The graphics and the sheer attention to detail in this game are amazing. The animation on the dinosaurs is, seriously, movie quality - and it’s part of the reason why the game’s so much fun to watch. The sheen on the water, the way the wind whips the trees up during a storm, the textures on the animals, it’s all incredible. Even the audio is amazing - zoom on to a metal roof while it’s raining and you’ll hear the rain hitting it, or zoom in at key moments to set the dynamic soundtrack off. I get chills whenever I release a T-Rex.
No matter what, we want to say that Jurassic World Evolution is tremendous amounts of fun, and incredibly addictive. On the surface it seems like it’s missing options, but there’s so much going on at any one time worrying about putting down toilets or firing security guards would probably make things over-complicated. Frontier has focused on fun and dinosaurs, and in making a management game everyone can enjoy, and we enjoyed every moment of it - and we won’t stop until we’ve got everything unlocked. We’re not sure about replay value, but initial value? We don’t want to play anything else.
JURASSIC WORLD: EVOLUTION VERDICT
Jurassic World: Evolution may not have all the options most management gamers would expect, but it makes up for it with the best dinosaurs of any game. It’s missing quite a lot of features that have been standard in sim games since Theme Park, such as staff and guest interaction and park customisation options. But Evolution isn’t a game about making the tourists happy - it’s a game about making the dinosaurs happy.

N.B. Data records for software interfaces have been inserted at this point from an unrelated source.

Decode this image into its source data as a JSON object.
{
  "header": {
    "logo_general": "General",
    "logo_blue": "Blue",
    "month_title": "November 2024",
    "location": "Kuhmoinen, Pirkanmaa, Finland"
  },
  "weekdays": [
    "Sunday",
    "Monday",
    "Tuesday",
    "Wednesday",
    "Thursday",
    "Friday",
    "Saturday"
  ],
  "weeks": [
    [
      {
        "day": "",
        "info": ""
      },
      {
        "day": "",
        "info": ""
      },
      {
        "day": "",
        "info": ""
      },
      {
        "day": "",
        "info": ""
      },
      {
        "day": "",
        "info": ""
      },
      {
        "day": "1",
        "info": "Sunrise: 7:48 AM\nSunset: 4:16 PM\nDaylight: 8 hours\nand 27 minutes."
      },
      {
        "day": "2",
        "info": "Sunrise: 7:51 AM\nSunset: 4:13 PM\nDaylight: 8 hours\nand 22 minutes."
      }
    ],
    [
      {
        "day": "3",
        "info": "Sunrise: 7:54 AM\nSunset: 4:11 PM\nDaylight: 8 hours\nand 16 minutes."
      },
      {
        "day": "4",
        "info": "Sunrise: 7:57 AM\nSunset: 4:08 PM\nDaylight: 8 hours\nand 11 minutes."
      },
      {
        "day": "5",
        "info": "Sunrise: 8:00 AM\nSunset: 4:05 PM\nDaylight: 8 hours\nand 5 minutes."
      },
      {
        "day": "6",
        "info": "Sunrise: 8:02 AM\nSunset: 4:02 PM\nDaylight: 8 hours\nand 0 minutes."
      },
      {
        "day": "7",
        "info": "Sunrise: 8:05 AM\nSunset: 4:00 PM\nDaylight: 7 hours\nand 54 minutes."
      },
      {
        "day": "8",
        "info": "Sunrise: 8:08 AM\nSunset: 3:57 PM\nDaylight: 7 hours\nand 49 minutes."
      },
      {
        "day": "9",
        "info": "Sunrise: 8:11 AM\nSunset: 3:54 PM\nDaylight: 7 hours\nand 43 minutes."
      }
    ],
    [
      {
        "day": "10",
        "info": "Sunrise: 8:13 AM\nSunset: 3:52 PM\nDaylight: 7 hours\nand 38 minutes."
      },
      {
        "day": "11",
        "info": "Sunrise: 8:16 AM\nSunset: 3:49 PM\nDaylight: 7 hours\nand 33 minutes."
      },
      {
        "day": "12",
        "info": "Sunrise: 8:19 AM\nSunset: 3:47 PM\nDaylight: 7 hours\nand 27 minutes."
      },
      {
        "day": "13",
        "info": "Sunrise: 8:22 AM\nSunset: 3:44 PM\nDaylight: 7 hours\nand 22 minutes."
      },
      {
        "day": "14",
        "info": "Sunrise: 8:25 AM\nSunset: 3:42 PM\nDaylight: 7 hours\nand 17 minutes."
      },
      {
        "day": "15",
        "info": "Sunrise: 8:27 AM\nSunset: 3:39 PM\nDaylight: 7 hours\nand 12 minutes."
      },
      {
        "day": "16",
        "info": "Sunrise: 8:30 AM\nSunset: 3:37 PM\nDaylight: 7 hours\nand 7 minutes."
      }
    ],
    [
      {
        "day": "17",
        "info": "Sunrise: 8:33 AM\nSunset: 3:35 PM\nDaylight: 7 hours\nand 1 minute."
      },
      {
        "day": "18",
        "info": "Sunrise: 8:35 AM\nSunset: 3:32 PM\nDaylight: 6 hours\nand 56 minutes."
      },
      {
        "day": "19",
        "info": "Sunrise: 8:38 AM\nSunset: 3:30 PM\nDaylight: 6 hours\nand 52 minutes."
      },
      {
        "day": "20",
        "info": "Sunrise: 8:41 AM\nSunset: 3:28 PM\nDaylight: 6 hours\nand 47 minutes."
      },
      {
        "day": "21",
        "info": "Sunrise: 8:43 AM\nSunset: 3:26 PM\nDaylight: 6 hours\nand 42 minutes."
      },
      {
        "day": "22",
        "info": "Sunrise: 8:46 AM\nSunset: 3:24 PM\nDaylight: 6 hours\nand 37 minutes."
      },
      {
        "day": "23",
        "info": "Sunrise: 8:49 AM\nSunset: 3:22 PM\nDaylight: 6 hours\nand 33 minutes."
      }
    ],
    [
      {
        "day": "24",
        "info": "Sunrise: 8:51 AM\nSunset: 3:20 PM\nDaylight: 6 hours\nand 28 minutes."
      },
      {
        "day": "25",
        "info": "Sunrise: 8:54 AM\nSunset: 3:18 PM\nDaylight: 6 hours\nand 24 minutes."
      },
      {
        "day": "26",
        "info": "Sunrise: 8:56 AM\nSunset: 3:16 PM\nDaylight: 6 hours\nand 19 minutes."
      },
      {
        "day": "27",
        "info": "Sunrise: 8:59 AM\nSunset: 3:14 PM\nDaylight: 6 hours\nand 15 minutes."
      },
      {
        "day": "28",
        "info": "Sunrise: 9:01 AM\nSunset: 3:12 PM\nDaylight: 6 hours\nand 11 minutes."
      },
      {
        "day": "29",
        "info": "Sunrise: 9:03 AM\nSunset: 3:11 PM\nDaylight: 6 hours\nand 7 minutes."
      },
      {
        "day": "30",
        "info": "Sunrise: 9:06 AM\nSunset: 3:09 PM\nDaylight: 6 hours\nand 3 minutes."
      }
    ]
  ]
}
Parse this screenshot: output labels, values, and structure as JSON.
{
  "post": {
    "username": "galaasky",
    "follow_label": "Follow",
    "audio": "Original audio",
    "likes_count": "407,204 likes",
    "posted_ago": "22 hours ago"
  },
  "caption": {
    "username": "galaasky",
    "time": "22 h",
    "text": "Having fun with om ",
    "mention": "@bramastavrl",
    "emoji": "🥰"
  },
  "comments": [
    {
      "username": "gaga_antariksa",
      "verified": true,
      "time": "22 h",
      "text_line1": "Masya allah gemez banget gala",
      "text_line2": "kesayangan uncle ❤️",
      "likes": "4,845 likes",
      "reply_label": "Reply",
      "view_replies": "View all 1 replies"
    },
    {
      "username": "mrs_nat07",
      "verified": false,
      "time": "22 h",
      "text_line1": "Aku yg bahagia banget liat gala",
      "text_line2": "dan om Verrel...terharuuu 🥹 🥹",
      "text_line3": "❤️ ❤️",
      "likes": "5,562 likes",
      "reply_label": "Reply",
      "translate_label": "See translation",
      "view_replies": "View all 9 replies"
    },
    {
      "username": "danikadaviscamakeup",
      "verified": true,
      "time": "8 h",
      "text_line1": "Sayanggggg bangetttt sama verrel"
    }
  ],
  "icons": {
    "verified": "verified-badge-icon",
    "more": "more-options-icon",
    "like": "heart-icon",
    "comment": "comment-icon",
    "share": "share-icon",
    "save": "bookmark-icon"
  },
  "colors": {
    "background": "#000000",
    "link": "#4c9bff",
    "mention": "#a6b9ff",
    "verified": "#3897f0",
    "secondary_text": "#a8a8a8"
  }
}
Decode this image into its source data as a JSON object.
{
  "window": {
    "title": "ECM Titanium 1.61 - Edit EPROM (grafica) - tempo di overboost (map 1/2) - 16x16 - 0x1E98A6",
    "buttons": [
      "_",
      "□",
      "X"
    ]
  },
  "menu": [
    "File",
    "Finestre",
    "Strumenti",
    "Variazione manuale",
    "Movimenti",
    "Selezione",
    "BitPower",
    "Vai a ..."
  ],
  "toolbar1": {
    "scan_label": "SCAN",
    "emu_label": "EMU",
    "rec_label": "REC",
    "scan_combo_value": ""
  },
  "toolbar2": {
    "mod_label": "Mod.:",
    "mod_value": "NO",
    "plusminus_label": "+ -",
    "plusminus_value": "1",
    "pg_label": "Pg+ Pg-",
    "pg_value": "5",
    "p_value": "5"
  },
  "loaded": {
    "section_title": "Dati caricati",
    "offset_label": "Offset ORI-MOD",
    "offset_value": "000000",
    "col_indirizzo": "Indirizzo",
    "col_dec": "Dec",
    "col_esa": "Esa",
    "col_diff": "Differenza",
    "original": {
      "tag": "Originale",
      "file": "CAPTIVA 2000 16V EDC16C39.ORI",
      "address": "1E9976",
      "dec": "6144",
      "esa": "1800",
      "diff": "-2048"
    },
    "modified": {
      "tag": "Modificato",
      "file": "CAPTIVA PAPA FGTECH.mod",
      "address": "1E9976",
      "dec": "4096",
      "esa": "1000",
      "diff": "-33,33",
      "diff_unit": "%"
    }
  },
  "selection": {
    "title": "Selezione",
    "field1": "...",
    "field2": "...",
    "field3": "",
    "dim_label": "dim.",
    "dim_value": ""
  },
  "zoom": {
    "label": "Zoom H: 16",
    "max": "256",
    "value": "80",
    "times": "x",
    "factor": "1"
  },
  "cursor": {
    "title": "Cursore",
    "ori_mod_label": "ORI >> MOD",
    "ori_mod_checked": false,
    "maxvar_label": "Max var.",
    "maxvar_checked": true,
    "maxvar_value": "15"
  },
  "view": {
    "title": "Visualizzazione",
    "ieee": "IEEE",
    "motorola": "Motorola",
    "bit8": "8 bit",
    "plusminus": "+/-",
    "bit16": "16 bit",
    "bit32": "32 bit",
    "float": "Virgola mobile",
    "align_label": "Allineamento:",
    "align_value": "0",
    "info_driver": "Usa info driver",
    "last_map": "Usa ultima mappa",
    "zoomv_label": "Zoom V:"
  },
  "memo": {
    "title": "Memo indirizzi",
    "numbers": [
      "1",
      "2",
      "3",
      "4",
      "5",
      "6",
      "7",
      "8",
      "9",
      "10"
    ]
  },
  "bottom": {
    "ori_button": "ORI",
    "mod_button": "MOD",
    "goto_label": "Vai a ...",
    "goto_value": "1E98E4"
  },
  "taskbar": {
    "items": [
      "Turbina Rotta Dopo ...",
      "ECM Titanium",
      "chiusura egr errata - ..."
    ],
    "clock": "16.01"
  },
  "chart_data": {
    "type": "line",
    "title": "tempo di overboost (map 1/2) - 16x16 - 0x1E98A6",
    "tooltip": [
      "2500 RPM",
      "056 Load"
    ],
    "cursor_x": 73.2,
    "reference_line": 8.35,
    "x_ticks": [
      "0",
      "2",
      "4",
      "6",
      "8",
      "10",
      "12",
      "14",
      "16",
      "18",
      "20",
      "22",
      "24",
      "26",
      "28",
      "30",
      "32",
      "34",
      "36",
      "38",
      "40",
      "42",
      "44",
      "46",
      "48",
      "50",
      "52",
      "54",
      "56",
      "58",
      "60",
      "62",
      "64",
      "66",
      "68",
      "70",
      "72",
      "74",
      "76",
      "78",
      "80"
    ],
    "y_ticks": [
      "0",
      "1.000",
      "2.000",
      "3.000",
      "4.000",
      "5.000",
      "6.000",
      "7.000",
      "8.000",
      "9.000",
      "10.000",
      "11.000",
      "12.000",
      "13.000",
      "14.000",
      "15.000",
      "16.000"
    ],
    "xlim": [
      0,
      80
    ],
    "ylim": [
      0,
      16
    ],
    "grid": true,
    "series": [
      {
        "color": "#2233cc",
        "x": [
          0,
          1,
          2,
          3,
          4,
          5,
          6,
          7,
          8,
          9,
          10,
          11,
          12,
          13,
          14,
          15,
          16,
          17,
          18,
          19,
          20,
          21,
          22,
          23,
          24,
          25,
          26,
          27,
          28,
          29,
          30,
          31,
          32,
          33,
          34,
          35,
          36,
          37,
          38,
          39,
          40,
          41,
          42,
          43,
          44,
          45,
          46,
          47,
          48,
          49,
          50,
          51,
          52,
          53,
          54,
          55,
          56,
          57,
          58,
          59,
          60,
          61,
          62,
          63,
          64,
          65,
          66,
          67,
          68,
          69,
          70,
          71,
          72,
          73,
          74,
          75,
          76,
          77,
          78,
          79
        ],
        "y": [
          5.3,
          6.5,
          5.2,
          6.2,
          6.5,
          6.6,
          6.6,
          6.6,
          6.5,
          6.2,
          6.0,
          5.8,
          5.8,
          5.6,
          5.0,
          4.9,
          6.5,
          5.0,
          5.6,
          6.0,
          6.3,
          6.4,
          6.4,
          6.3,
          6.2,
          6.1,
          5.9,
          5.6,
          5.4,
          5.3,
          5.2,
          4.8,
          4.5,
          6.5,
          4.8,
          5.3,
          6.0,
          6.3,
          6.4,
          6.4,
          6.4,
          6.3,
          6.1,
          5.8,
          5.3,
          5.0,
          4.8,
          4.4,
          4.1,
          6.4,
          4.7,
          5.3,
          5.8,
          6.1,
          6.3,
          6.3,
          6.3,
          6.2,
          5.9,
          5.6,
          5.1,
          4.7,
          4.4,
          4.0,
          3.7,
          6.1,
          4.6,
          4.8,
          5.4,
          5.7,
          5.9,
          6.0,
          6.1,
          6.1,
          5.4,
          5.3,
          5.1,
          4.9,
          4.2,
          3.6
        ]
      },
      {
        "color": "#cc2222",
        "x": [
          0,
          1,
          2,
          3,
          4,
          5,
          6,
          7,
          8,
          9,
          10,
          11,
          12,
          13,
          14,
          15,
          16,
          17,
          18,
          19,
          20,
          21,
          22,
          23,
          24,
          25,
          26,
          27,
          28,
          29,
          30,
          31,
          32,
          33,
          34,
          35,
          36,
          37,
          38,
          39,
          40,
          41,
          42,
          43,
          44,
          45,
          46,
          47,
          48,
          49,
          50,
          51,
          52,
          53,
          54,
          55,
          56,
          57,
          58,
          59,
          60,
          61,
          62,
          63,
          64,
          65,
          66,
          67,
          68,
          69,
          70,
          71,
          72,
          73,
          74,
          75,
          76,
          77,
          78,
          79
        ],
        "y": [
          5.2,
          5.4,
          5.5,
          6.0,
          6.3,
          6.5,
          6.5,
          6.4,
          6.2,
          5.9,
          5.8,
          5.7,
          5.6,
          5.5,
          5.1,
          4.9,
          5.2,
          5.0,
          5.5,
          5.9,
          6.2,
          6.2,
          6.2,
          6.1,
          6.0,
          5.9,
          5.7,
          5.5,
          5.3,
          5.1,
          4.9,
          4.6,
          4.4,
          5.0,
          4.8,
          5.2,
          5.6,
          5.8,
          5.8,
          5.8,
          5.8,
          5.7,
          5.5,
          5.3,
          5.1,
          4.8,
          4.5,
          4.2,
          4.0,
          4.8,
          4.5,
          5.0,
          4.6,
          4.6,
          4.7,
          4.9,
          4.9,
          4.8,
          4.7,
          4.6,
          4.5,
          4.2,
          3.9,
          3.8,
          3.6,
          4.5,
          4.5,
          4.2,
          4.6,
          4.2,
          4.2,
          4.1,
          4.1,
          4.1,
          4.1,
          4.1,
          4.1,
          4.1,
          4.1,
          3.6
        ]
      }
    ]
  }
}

Find them, incubate them, cater to their needs, it takes up all of your time and it’s time you’re happy to give - and when the disasters roll in, that’s when things get really fun.
Jurassic World Evolution may not be the best theme park management game, but it’s the most exciting dinosaur management game. And that’s enough for us.
TOP GAME MOMENT
That thrilling moment when you release a T-Rex into the wild for the first time. And then you panic when you realise you incubated him in the herbivore paddock by mistake.
The best dinosaurs in any game ever. They’re amazing.
Graphics, animation, sound, attention to detail - all fantastic.
The most exciting management game ever.
Story subtle and interesting, and doesn’t overwhelm the game
Missing a lot of the features most theme park games have, including guest and staff management. Limits depth.
Contract missions are a bit unbalanced - often either too easy or too hard.